Print again, word for word, all of the records below, and leave the pictures out.

▸ **RECORD EXCERPTS**
::::::::::

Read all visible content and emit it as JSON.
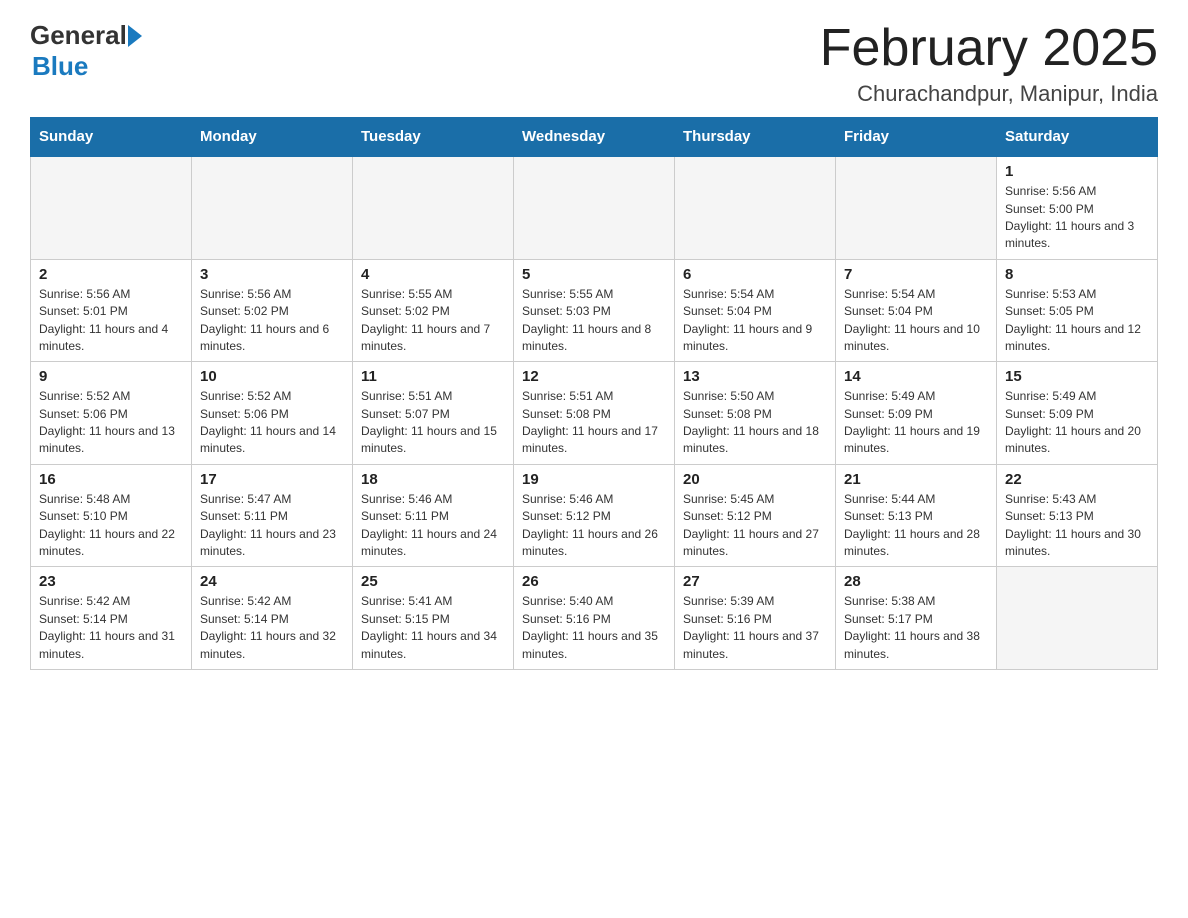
{
  "header": {
    "logo_general": "General",
    "logo_blue": "Blue",
    "month_title": "February 2025",
    "location": "Churachandpur, Manipur, India"
  },
  "weekdays": [
    "Sunday",
    "Monday",
    "Tuesday",
    "Wednesday",
    "Thursday",
    "Friday",
    "Saturday"
  ],
  "weeks": [
    [
      {
        "day": "",
        "info": ""
      },
      {
        "day": "",
        "info": ""
      },
      {
        "day": "",
        "info": ""
      },
      {
        "day": "",
        "info": ""
      },
      {
        "day": "",
        "info": ""
      },
      {
        "day": "",
        "info": ""
      },
      {
        "day": "1",
        "info": "Sunrise: 5:56 AM\nSunset: 5:00 PM\nDaylight: 11 hours and 3 minutes."
      }
    ],
    [
      {
        "day": "2",
        "info": "Sunrise: 5:56 AM\nSunset: 5:01 PM\nDaylight: 11 hours and 4 minutes."
      },
      {
        "day": "3",
        "info": "Sunrise: 5:56 AM\nSunset: 5:02 PM\nDaylight: 11 hours and 6 minutes."
      },
      {
        "day": "4",
        "info": "Sunrise: 5:55 AM\nSunset: 5:02 PM\nDaylight: 11 hours and 7 minutes."
      },
      {
        "day": "5",
        "info": "Sunrise: 5:55 AM\nSunset: 5:03 PM\nDaylight: 11 hours and 8 minutes."
      },
      {
        "day": "6",
        "info": "Sunrise: 5:54 AM\nSunset: 5:04 PM\nDaylight: 11 hours and 9 minutes."
      },
      {
        "day": "7",
        "info": "Sunrise: 5:54 AM\nSunset: 5:04 PM\nDaylight: 11 hours and 10 minutes."
      },
      {
        "day": "8",
        "info": "Sunrise: 5:53 AM\nSunset: 5:05 PM\nDaylight: 11 hours and 12 minutes."
      }
    ],
    [
      {
        "day": "9",
        "info": "Sunrise: 5:52 AM\nSunset: 5:06 PM\nDaylight: 11 hours and 13 minutes."
      },
      {
        "day": "10",
        "info": "Sunrise: 5:52 AM\nSunset: 5:06 PM\nDaylight: 11 hours and 14 minutes."
      },
      {
        "day": "11",
        "info": "Sunrise: 5:51 AM\nSunset: 5:07 PM\nDaylight: 11 hours and 15 minutes."
      },
      {
        "day": "12",
        "info": "Sunrise: 5:51 AM\nSunset: 5:08 PM\nDaylight: 11 hours and 17 minutes."
      },
      {
        "day": "13",
        "info": "Sunrise: 5:50 AM\nSunset: 5:08 PM\nDaylight: 11 hours and 18 minutes."
      },
      {
        "day": "14",
        "info": "Sunrise: 5:49 AM\nSunset: 5:09 PM\nDaylight: 11 hours and 19 minutes."
      },
      {
        "day": "15",
        "info": "Sunrise: 5:49 AM\nSunset: 5:09 PM\nDaylight: 11 hours and 20 minutes."
      }
    ],
    [
      {
        "day": "16",
        "info": "Sunrise: 5:48 AM\nSunset: 5:10 PM\nDaylight: 11 hours and 22 minutes."
      },
      {
        "day": "17",
        "info": "Sunrise: 5:47 AM\nSunset: 5:11 PM\nDaylight: 11 hours and 23 minutes."
      },
      {
        "day": "18",
        "info": "Sunrise: 5:46 AM\nSunset: 5:11 PM\nDaylight: 11 hours and 24 minutes."
      },
      {
        "day": "19",
        "info": "Sunrise: 5:46 AM\nSunset: 5:12 PM\nDaylight: 11 hours and 26 minutes."
      },
      {
        "day": "20",
        "info": "Sunrise: 5:45 AM\nSunset: 5:12 PM\nDaylight: 11 hours and 27 minutes."
      },
      {
        "day": "21",
        "info": "Sunrise: 5:44 AM\nSunset: 5:13 PM\nDaylight: 11 hours and 28 minutes."
      },
      {
        "day": "22",
        "info": "Sunrise: 5:43 AM\nSunset: 5:13 PM\nDaylight: 11 hours and 30 minutes."
      }
    ],
    [
      {
        "day": "23",
        "info": "Sunrise: 5:42 AM\nSunset: 5:14 PM\nDaylight: 11 hours and 31 minutes."
      },
      {
        "day": "24",
        "info": "Sunrise: 5:42 AM\nSunset: 5:14 PM\nDaylight: 11 hours and 32 minutes."
      },
      {
        "day": "25",
        "info": "Sunrise: 5:41 AM\nSunset: 5:15 PM\nDaylight: 11 hours and 34 minutes."
      },
      {
        "day": "26",
        "info": "Sunrise: 5:40 AM\nSunset: 5:16 PM\nDaylight: 11 hours and 35 minutes."
      },
      {
        "day": "27",
        "info": "Sunrise: 5:39 AM\nSunset: 5:16 PM\nDaylight: 11 hours and 37 minutes."
      },
      {
        "day": "28",
        "info": "Sunrise: 5:38 AM\nSunset: 5:17 PM\nDaylight: 11 hours and 38 minutes."
      },
      {
        "day": "",
        "info": ""
      }
    ]
  ]
}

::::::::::

▸ **RESPONSE FOR THIS EXERCISE**
Read all visible content and emit it as JSON.
{
  "header": {
    "logo_general": "General",
    "logo_blue": "Blue",
    "month_title": "February 2025",
    "location": "Churachandpur, Manipur, India"
  },
  "weekdays": [
    "Sunday",
    "Monday",
    "Tuesday",
    "Wednesday",
    "Thursday",
    "Friday",
    "Saturday"
  ],
  "weeks": [
    [
      {
        "day": "",
        "info": ""
      },
      {
        "day": "",
        "info": ""
      },
      {
        "day": "",
        "info": ""
      },
      {
        "day": "",
        "info": ""
      },
      {
        "day": "",
        "info": ""
      },
      {
        "day": "",
        "info": ""
      },
      {
        "day": "1",
        "info": "Sunrise: 5:56 AM\nSunset: 5:00 PM\nDaylight: 11 hours and 3 minutes."
      }
    ],
    [
      {
        "day": "2",
        "info": "Sunrise: 5:56 AM\nSunset: 5:01 PM\nDaylight: 11 hours and 4 minutes."
      },
      {
        "day": "3",
        "info": "Sunrise: 5:56 AM\nSunset: 5:02 PM\nDaylight: 11 hours and 6 minutes."
      },
      {
        "day": "4",
        "info": "Sunrise: 5:55 AM\nSunset: 5:02 PM\nDaylight: 11 hours and 7 minutes."
      },
      {
        "day": "5",
        "info": "Sunrise: 5:55 AM\nSunset: 5:03 PM\nDaylight: 11 hours and 8 minutes."
      },
      {
        "day": "6",
        "info": "Sunrise: 5:54 AM\nSunset: 5:04 PM\nDaylight: 11 hours and 9 minutes."
      },
      {
        "day": "7",
        "info": "Sunrise: 5:54 AM\nSunset: 5:04 PM\nDaylight: 11 hours and 10 minutes."
      },
      {
        "day": "8",
        "info": "Sunrise: 5:53 AM\nSunset: 5:05 PM\nDaylight: 11 hours and 12 minutes."
      }
    ],
    [
      {
        "day": "9",
        "info": "Sunrise: 5:52 AM\nSunset: 5:06 PM\nDaylight: 11 hours and 13 minutes."
      },
      {
        "day": "10",
        "info": "Sunrise: 5:52 AM\nSunset: 5:06 PM\nDaylight: 11 hours and 14 minutes."
      },
      {
        "day": "11",
        "info": "Sunrise: 5:51 AM\nSunset: 5:07 PM\nDaylight: 11 hours and 15 minutes."
      },
      {
        "day": "12",
        "info": "Sunrise: 5:51 AM\nSunset: 5:08 PM\nDaylight: 11 hours and 17 minutes."
      },
      {
        "day": "13",
        "info": "Sunrise: 5:50 AM\nSunset: 5:08 PM\nDaylight: 11 hours and 18 minutes."
      },
      {
        "day": "14",
        "info": "Sunrise: 5:49 AM\nSunset: 5:09 PM\nDaylight: 11 hours and 19 minutes."
      },
      {
        "day": "15",
        "info": "Sunrise: 5:49 AM\nSunset: 5:09 PM\nDaylight: 11 hours and 20 minutes."
      }
    ],
    [
      {
        "day": "16",
        "info": "Sunrise: 5:48 AM\nSunset: 5:10 PM\nDaylight: 11 hours and 22 minutes."
      },
      {
        "day": "17",
        "info": "Sunrise: 5:47 AM\nSunset: 5:11 PM\nDaylight: 11 hours and 23 minutes."
      },
      {
        "day": "18",
        "info": "Sunrise: 5:46 AM\nSunset: 5:11 PM\nDaylight: 11 hours and 24 minutes."
      },
      {
        "day": "19",
        "info": "Sunrise: 5:46 AM\nSunset: 5:12 PM\nDaylight: 11 hours and 26 minutes."
      },
      {
        "day": "20",
        "info": "Sunrise: 5:45 AM\nSunset: 5:12 PM\nDaylight: 11 hours and 27 minutes."
      },
      {
        "day": "21",
        "info": "Sunrise: 5:44 AM\nSunset: 5:13 PM\nDaylight: 11 hours and 28 minutes."
      },
      {
        "day": "22",
        "info": "Sunrise: 5:43 AM\nSunset: 5:13 PM\nDaylight: 11 hours and 30 minutes."
      }
    ],
    [
      {
        "day": "23",
        "info": "Sunrise: 5:42 AM\nSunset: 5:14 PM\nDaylight: 11 hours and 31 minutes."
      },
      {
        "day": "24",
        "info": "Sunrise: 5:42 AM\nSunset: 5:14 PM\nDaylight: 11 hours and 32 minutes."
      },
      {
        "day": "25",
        "info": "Sunrise: 5:41 AM\nSunset: 5:15 PM\nDaylight: 11 hours and 34 minutes."
      },
      {
        "day": "26",
        "info": "Sunrise: 5:40 AM\nSunset: 5:16 PM\nDaylight: 11 hours and 35 minutes."
      },
      {
        "day": "27",
        "info": "Sunrise: 5:39 AM\nSunset: 5:16 PM\nDaylight: 11 hours and 37 minutes."
      },
      {
        "day": "28",
        "info": "Sunrise: 5:38 AM\nSunset: 5:17 PM\nDaylight: 11 hours and 38 minutes."
      },
      {
        "day": "",
        "info": ""
      }
    ]
  ]
}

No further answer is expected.